Task to complete: Check each line of the entries below for the word "Pengguna", and copy the lines that have it.

Records to use:

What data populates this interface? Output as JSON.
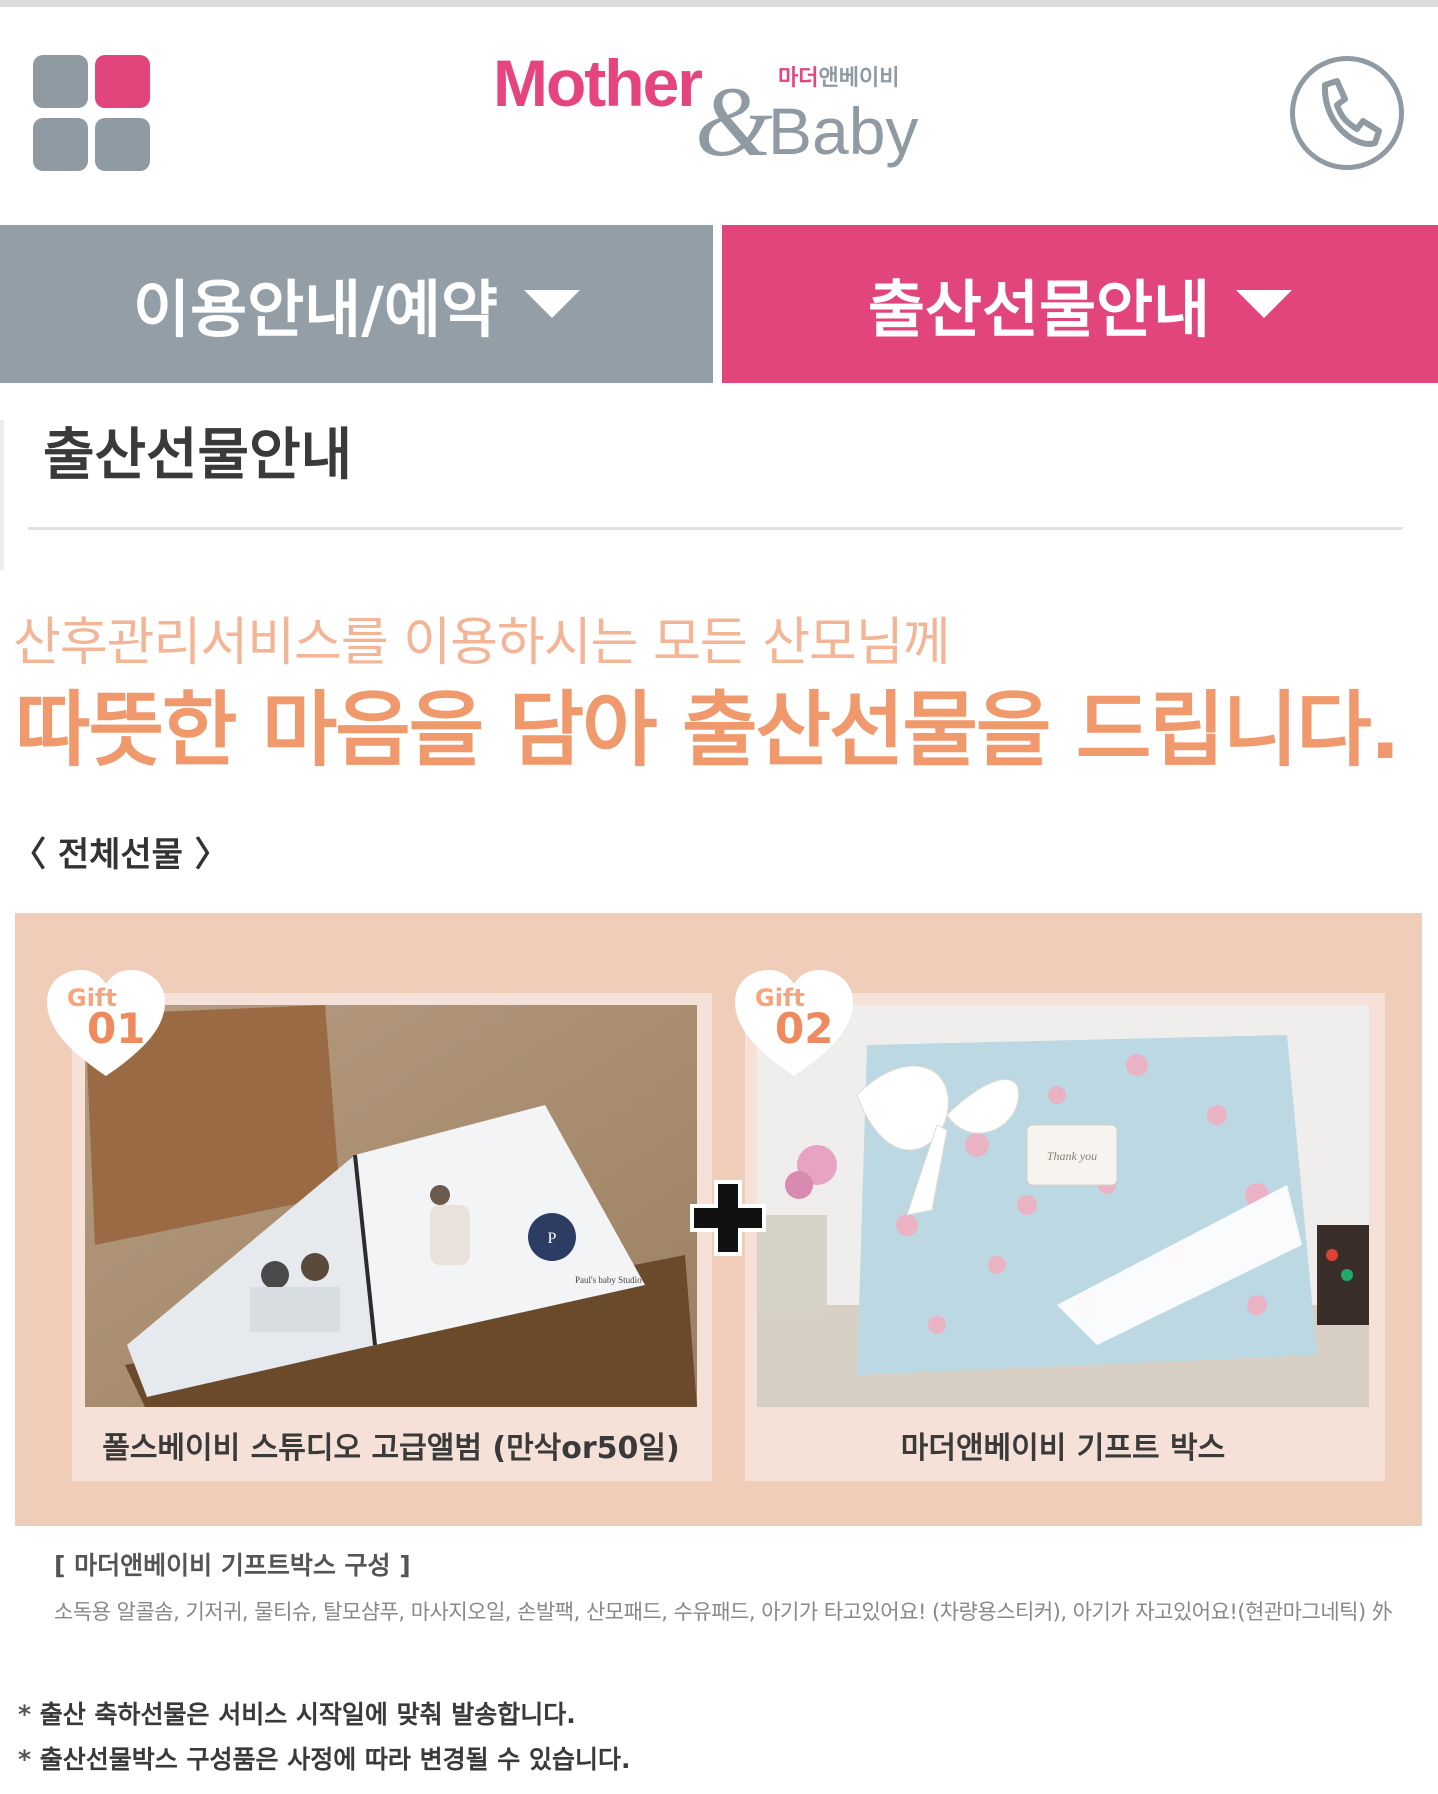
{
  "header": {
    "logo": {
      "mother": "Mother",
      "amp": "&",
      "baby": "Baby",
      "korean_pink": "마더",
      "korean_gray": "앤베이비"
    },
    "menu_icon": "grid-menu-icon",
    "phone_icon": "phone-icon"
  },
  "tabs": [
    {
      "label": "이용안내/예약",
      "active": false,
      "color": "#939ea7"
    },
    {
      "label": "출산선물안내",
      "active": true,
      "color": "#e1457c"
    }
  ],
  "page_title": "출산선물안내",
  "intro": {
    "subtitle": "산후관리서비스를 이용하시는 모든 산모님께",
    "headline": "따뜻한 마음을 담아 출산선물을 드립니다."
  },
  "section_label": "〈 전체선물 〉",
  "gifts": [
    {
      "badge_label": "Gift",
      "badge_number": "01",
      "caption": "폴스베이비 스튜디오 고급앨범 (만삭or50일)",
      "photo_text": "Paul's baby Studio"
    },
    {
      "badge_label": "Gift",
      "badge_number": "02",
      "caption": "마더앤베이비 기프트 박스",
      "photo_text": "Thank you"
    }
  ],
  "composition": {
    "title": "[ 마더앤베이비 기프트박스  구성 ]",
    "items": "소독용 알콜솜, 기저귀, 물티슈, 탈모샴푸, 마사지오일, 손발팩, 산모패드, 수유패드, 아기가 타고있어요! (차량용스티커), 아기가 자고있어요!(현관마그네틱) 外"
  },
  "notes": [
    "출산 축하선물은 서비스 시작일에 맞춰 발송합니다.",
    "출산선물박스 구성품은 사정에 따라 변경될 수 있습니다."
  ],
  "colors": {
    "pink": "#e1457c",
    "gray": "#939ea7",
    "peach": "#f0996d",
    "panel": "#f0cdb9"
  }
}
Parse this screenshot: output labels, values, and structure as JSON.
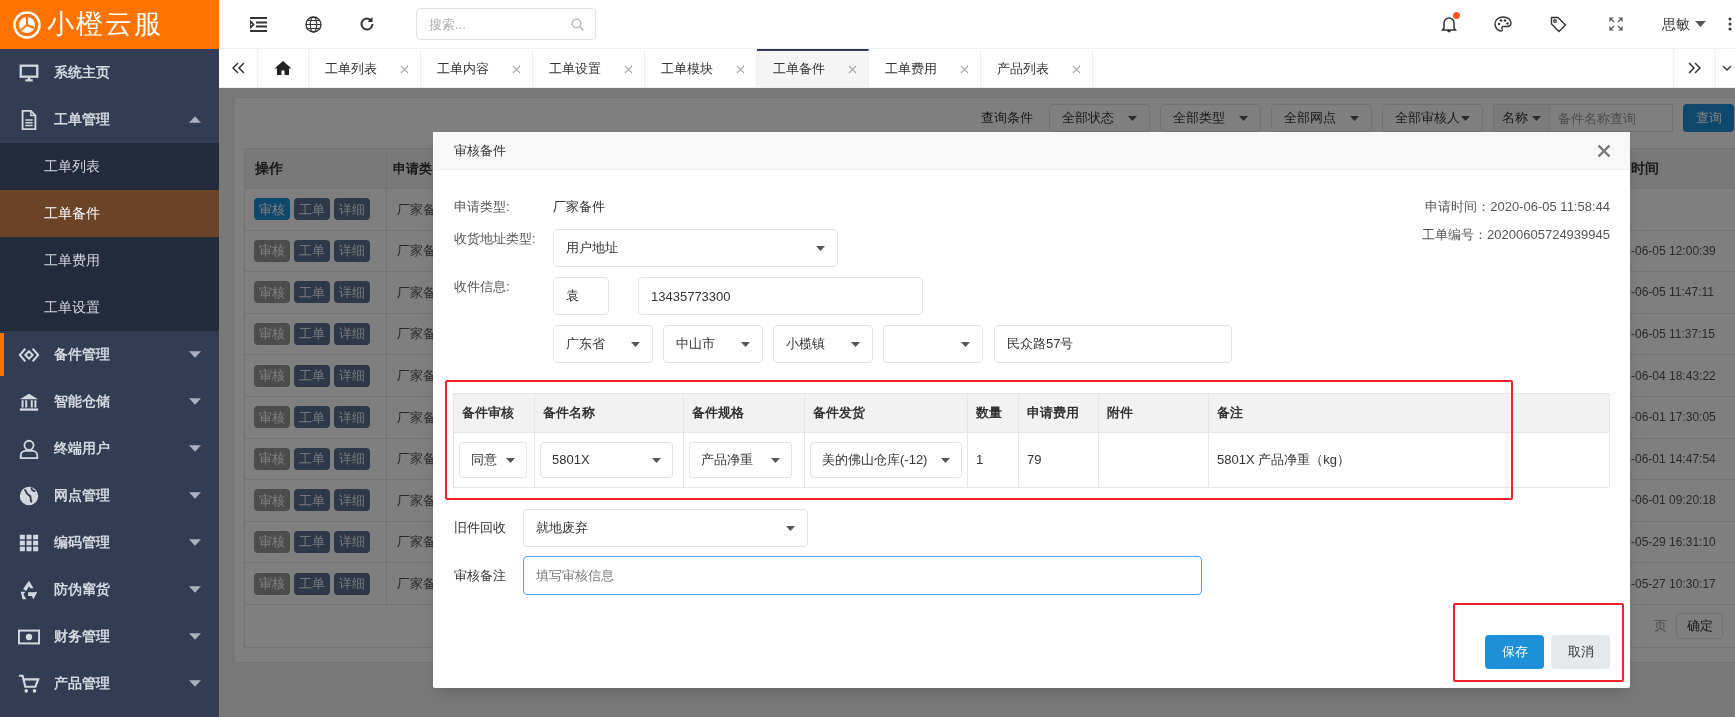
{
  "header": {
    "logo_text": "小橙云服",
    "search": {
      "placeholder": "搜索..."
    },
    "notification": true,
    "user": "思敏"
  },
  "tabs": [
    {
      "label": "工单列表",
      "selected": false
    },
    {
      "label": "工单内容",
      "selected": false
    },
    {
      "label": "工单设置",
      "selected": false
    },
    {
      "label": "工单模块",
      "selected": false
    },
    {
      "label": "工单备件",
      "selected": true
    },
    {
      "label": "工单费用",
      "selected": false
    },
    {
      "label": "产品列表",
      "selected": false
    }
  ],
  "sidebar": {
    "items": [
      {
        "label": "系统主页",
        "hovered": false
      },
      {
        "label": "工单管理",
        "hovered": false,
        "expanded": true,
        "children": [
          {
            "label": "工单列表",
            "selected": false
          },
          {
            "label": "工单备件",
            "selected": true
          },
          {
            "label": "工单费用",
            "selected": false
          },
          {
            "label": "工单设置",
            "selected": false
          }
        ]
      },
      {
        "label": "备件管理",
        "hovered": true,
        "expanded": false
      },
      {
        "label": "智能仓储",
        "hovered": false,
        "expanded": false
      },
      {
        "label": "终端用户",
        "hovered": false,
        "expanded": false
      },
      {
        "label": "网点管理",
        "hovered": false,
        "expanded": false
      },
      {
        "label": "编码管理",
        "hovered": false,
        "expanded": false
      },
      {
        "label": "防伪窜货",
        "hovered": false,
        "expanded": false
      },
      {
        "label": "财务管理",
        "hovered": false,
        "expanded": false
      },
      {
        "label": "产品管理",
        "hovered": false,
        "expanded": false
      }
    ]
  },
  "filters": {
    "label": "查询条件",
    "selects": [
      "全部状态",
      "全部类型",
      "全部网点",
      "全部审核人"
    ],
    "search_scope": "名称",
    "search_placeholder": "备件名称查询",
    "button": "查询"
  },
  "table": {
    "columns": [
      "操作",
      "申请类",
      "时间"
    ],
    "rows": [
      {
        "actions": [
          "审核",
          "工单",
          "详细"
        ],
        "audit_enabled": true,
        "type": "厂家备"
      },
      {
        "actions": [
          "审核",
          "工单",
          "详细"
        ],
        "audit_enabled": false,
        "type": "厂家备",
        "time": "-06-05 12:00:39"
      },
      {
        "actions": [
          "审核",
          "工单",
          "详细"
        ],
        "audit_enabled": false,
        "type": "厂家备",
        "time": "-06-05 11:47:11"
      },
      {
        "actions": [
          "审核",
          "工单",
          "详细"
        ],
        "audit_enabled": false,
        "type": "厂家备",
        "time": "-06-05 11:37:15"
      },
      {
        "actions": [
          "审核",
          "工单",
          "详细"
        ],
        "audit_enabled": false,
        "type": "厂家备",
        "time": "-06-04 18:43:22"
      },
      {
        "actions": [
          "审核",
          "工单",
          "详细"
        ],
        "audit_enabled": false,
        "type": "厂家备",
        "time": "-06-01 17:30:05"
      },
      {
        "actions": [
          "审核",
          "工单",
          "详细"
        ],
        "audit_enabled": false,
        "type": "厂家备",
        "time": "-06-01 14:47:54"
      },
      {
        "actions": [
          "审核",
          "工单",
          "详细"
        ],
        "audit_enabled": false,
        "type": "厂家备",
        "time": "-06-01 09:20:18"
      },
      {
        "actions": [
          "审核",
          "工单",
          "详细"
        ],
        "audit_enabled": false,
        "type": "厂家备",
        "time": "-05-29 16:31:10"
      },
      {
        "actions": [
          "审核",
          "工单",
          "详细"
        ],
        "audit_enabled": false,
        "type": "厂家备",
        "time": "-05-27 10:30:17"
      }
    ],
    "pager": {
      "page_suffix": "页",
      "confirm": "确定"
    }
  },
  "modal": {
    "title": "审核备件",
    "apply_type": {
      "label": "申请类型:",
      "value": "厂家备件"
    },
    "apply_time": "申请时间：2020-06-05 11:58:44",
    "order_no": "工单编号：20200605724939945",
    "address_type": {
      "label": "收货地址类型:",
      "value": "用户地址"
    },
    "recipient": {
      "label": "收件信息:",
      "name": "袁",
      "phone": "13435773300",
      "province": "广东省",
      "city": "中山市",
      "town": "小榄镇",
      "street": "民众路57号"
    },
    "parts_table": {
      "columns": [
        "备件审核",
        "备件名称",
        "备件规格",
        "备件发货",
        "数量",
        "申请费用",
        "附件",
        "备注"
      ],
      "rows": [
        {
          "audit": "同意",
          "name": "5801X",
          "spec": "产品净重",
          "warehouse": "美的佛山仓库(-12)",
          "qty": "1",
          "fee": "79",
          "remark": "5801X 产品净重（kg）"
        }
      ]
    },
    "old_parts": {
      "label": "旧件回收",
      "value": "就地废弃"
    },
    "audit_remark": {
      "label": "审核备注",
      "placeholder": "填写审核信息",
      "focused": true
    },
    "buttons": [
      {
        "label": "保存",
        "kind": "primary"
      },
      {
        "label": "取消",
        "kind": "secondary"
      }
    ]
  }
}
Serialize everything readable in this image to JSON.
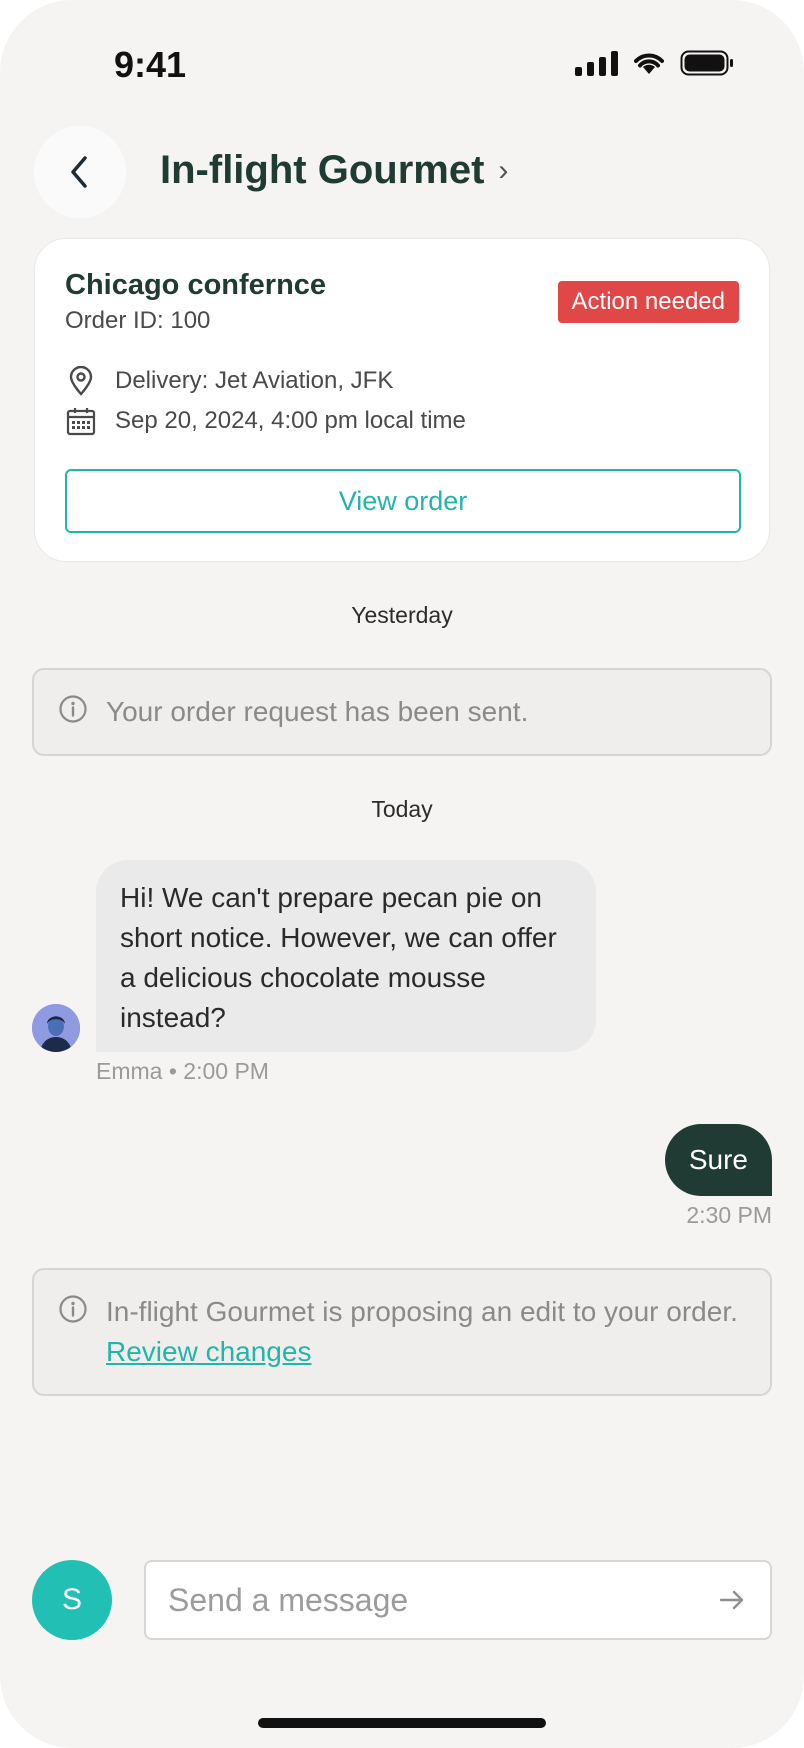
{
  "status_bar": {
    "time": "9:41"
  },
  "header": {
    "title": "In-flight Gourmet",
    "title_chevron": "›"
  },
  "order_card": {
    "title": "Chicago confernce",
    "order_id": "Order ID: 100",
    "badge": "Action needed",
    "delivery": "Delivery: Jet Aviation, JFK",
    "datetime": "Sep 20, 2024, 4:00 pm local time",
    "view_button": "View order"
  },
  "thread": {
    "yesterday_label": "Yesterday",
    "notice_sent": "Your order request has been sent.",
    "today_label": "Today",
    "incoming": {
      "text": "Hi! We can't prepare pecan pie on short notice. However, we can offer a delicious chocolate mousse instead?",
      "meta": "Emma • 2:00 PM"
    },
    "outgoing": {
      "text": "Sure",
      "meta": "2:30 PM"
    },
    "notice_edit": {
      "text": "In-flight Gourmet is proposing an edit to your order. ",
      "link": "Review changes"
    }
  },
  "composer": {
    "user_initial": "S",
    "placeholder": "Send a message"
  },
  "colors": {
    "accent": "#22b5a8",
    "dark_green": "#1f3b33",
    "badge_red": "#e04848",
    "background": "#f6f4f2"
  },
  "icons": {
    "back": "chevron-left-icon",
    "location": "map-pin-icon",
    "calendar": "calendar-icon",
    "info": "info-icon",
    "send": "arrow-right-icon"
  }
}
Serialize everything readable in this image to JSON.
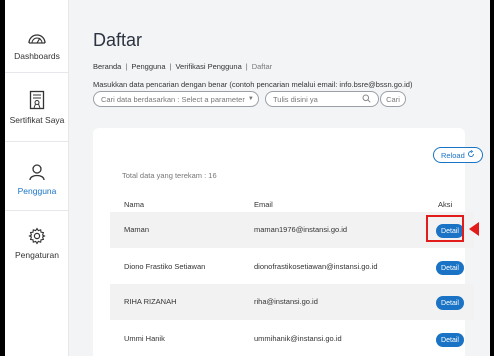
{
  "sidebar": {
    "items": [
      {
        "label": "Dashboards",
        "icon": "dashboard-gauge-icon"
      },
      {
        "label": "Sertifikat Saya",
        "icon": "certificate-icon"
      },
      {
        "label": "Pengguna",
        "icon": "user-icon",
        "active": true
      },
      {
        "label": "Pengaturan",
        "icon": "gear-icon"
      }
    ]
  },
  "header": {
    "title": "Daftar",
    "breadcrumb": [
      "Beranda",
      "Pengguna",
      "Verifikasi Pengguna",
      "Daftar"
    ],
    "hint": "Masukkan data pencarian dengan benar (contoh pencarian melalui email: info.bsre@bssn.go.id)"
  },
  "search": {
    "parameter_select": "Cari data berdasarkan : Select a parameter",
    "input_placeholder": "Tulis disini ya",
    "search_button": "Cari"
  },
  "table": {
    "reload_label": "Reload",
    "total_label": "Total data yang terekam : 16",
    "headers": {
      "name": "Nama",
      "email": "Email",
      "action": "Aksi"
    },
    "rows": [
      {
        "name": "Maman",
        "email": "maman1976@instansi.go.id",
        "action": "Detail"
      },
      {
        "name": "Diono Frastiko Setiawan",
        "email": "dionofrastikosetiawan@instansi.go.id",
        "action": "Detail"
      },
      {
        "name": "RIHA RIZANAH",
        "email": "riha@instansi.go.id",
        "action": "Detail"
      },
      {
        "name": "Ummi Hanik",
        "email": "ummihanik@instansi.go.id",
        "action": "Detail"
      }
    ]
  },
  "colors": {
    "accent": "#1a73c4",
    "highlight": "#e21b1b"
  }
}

Output of the task:
        "label": "Pengguna",
      "Pengguna",
      "Verifikasi Pengguna",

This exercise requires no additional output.